Sunday, April 5, 2020
Our topic for this session was the influence of putter weight on the stroke. Tough subject to cover in 45 minutes, and I have been kicking myself on missing some points I consider important.
Let me say from the start that I am in firmly in the stable that believes too heavy is more detrimental to your stroke than too light. Controlling the speed and direction a golf ball travels is all about that first word, control. Unfortunately, when it comes to putters there is a tendency to choose what we prefer over what we need. Considering the weight you prefer, it helps to remember the heavier the putter the more we cede control of the stroke to the putter. Eventually the putter swings you rather than you swinging the putter. That heavier weight can give you a false sense of control. Your stroke feels slower and smoother, but your results don’t match your feel.
To control how far the ball rolls, you must consider many things, most important is speed of the putter at impact and the launch conditions of the ball leaving the putter. These are the main contributors to how fast the ball is moving when it starts true roll. True roll is the point when gravity and friction overcome the initial ball velocity and the ball no longer skids. Usually between 5 and 20 percent of the distance the ball travels. Speed at true roll is the most important parameter in determining distance. Right away some are going to say I skipped where I strike the ball on the face as a factor. I think this is secondary as I can overcome a poor hit with more speed. Tour guys do it all the time. Doesn’t feel the same, but that is a story for another day.
I recently started using a new technology for me, produced by CaptoGolf from Italy. It has given me a new perspective on the data I have collected over the years. As I measure putts, I can clearly see the influence of putter weight in what we call the transition areas. A putter changes direction several times in a putting stroke. It has to start away from the ball, it has to move vertically as it follows the arc defined by the stroke, it has to stop at the end of the back swing then turn and start back toward the ball. All with the hopes that it is moving at the proper speed, with the proper launch conditions in two planes, vertical launch and horizontal direction. When the putter is too heavy, controlling the putter at all these points becomes difficult. Basically, once it gets started it becomes difficult to get it to stop. Especially on short putts that require a shorter stroke.

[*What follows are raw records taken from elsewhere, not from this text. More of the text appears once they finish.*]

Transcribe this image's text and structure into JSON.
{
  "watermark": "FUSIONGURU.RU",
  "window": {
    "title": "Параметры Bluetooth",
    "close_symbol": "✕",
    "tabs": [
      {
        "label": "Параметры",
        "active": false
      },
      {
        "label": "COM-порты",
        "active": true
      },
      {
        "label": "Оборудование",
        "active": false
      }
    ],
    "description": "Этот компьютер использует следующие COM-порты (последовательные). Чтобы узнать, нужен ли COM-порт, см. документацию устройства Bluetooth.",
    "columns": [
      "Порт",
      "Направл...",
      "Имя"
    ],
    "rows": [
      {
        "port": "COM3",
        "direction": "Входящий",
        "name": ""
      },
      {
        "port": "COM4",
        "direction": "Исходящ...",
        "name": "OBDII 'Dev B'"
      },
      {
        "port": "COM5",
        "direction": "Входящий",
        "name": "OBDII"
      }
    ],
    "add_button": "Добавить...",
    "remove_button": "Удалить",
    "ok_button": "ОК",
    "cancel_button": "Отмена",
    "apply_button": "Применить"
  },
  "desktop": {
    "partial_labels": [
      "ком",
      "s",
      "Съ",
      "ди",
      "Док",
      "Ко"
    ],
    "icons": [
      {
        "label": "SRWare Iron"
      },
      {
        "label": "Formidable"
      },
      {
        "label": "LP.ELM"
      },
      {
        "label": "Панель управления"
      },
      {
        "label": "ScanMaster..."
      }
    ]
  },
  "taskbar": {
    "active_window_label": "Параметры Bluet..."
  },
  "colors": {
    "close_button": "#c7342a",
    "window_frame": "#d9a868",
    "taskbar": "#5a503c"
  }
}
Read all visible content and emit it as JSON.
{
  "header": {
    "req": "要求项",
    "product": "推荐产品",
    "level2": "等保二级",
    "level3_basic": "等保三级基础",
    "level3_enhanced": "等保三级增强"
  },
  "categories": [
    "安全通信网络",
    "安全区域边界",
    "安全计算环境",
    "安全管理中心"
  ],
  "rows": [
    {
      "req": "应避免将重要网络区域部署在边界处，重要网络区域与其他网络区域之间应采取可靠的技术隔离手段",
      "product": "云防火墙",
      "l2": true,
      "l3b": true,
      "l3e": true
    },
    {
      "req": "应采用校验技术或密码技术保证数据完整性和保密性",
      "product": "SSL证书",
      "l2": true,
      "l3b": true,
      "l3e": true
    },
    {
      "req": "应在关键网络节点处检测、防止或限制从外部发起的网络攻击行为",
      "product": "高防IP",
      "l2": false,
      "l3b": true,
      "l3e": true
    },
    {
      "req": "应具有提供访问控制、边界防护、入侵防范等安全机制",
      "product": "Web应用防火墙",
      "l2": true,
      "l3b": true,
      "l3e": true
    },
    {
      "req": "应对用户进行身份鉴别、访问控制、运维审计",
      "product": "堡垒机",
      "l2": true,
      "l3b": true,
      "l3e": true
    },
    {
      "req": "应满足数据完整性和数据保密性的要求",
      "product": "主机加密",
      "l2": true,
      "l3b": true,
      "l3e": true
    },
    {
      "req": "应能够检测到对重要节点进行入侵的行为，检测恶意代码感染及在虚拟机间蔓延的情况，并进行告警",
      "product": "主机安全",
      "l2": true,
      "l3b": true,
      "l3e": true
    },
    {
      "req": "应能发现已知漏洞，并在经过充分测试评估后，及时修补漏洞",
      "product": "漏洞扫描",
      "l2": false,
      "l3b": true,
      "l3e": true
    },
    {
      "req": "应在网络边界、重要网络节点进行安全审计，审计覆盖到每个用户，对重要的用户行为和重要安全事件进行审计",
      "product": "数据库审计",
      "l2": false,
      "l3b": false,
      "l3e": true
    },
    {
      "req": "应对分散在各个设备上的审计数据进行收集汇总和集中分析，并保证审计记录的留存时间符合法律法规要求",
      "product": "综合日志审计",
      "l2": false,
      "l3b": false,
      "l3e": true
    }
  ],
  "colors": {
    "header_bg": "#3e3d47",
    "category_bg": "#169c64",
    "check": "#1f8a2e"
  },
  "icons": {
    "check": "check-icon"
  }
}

The following is a screen shot from a measurement using Capto. The player uses an extremely heavy putter. It weighs in excess of 650 grams, total weight. The picture shows the position of the putter-face relative to the path the putter moves. The green line represents the path and the aqua line represents the position of the face relative to the green line. Below the green line is closed to the path and above the green line is open. The putter is opening as the line moves up and closing as it moves down. The yellow vertical line represents the end of the back swing and start of the forward swing. Even if you have never seen this representation before you notice the blue line is moving all over the place. There is a lot to talk about in this stroke, but for today I would ask you to focus on the transition of backswing to forward swing at the yellow vertical line. Basically, you are looking at a total loss of control in the transition.
Our goal is to have more stability along the path. More like this….